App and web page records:
▼▼▼

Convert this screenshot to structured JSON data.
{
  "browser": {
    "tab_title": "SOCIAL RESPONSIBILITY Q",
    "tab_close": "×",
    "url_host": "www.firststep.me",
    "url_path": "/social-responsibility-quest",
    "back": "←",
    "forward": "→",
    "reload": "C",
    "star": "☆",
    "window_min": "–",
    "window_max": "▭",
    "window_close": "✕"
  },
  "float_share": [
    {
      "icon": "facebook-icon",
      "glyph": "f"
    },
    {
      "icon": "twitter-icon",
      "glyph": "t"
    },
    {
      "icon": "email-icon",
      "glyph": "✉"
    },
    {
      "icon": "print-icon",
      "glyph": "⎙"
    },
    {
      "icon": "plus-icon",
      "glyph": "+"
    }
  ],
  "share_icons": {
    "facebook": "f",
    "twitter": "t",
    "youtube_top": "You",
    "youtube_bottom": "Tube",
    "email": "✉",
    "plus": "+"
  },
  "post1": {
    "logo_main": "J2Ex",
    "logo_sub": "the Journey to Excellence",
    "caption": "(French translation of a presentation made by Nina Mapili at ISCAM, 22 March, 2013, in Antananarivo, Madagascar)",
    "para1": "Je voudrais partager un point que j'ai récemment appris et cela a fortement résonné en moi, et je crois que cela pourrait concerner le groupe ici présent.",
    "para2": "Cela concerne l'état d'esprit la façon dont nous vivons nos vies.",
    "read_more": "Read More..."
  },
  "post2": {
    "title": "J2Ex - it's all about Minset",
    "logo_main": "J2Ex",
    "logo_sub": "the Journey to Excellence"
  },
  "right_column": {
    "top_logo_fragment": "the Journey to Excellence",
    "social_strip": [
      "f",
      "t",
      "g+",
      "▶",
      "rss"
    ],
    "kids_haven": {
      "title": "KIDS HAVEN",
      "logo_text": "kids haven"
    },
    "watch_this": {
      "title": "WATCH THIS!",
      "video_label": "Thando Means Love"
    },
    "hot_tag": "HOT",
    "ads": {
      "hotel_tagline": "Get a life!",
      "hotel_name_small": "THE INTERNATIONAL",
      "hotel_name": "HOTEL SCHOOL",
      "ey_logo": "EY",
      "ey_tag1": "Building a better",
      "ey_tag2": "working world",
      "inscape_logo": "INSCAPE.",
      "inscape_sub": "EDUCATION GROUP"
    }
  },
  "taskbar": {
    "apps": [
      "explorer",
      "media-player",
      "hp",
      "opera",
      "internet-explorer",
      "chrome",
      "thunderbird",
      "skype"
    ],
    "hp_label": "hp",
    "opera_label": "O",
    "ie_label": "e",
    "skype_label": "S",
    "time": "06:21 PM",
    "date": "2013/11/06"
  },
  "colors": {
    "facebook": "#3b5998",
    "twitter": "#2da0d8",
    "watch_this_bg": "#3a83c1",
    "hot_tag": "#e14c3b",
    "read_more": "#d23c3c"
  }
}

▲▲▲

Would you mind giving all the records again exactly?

**Solution to this problem**
Convert this screenshot to structured JSON data.
{
  "browser": {
    "tab_title": "SOCIAL RESPONSIBILITY Q",
    "tab_close": "×",
    "url_host": "www.firststep.me",
    "url_path": "/social-responsibility-quest",
    "back": "←",
    "forward": "→",
    "reload": "C",
    "star": "☆",
    "window_min": "–",
    "window_max": "▭",
    "window_close": "✕"
  },
  "float_share": [
    {
      "icon": "facebook-icon",
      "glyph": "f"
    },
    {
      "icon": "twitter-icon",
      "glyph": "t"
    },
    {
      "icon": "email-icon",
      "glyph": "✉"
    },
    {
      "icon": "print-icon",
      "glyph": "⎙"
    },
    {
      "icon": "plus-icon",
      "glyph": "+"
    }
  ],
  "share_icons": {
    "facebook": "f",
    "twitter": "t",
    "youtube_top": "You",
    "youtube_bottom": "Tube",
    "email": "✉",
    "plus": "+"
  },
  "post1": {
    "logo_main": "J2Ex",
    "logo_sub": "the Journey to Excellence",
    "caption": "(French translation of a presentation made by Nina Mapili at ISCAM, 22 March, 2013, in Antananarivo, Madagascar)",
    "para1": "Je voudrais partager un point que j'ai récemment appris et cela a fortement résonné en moi, et je crois que cela pourrait concerner le groupe ici présent.",
    "para2": "Cela concerne l'état d'esprit la façon dont nous vivons nos vies.",
    "read_more": "Read More..."
  },
  "post2": {
    "title": "J2Ex - it's all about Minset",
    "logo_main": "J2Ex",
    "logo_sub": "the Journey to Excellence"
  },
  "right_column": {
    "top_logo_fragment": "the Journey to Excellence",
    "social_strip": [
      "f",
      "t",
      "g+",
      "▶",
      "rss"
    ],
    "kids_haven": {
      "title": "KIDS HAVEN",
      "logo_text": "kids haven"
    },
    "watch_this": {
      "title": "WATCH THIS!",
      "video_label": "Thando Means Love"
    },
    "hot_tag": "HOT",
    "ads": {
      "hotel_tagline": "Get a life!",
      "hotel_name_small": "THE INTERNATIONAL",
      "hotel_name": "HOTEL SCHOOL",
      "ey_logo": "EY",
      "ey_tag1": "Building a better",
      "ey_tag2": "working world",
      "inscape_logo": "INSCAPE.",
      "inscape_sub": "EDUCATION GROUP"
    }
  },
  "taskbar": {
    "apps": [
      "explorer",
      "media-player",
      "hp",
      "opera",
      "internet-explorer",
      "chrome",
      "thunderbird",
      "skype"
    ],
    "hp_label": "hp",
    "opera_label": "O",
    "ie_label": "e",
    "skype_label": "S",
    "time": "06:21 PM",
    "date": "2013/11/06"
  },
  "colors": {
    "facebook": "#3b5998",
    "twitter": "#2da0d8",
    "watch_this_bg": "#3a83c1",
    "hot_tag": "#e14c3b",
    "read_more": "#d23c3c"
  }
}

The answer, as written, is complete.